» **Assigned task**:
Leave every image out, and return the rest of the data word for word.

App and web page records
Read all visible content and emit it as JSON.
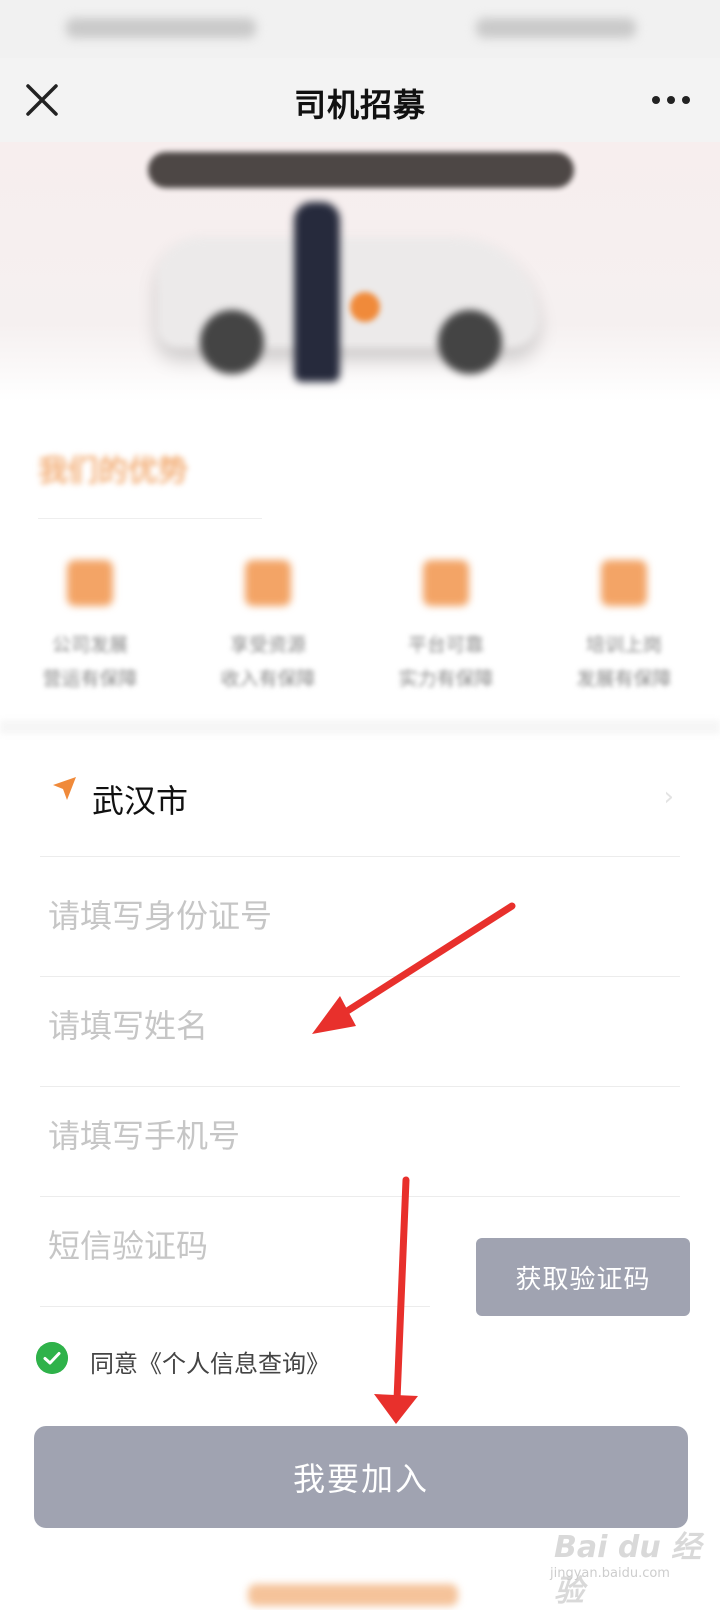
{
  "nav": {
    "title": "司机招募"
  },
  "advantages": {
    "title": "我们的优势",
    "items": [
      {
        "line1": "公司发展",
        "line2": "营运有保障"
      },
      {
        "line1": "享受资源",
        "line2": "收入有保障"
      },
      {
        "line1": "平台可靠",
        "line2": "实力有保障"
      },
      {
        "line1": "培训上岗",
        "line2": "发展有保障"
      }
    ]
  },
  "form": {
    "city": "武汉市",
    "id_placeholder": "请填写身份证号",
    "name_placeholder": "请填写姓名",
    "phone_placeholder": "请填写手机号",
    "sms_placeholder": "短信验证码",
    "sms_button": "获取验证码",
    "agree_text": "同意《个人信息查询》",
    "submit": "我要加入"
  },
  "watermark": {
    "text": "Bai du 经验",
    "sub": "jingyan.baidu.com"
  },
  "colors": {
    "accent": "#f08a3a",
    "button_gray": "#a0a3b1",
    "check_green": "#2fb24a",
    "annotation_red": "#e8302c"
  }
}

» **Task answer**:
Read all visible content and emit it as JSON.
{
  "nav": {
    "title": "司机招募"
  },
  "advantages": {
    "title": "我们的优势",
    "items": [
      {
        "line1": "公司发展",
        "line2": "营运有保障"
      },
      {
        "line1": "享受资源",
        "line2": "收入有保障"
      },
      {
        "line1": "平台可靠",
        "line2": "实力有保障"
      },
      {
        "line1": "培训上岗",
        "line2": "发展有保障"
      }
    ]
  },
  "form": {
    "city": "武汉市",
    "id_placeholder": "请填写身份证号",
    "name_placeholder": "请填写姓名",
    "phone_placeholder": "请填写手机号",
    "sms_placeholder": "短信验证码",
    "sms_button": "获取验证码",
    "agree_text": "同意《个人信息查询》",
    "submit": "我要加入"
  },
  "watermark": {
    "text": "Bai du 经验",
    "sub": "jingyan.baidu.com"
  },
  "colors": {
    "accent": "#f08a3a",
    "button_gray": "#a0a3b1",
    "check_green": "#2fb24a",
    "annotation_red": "#e8302c"
  }
}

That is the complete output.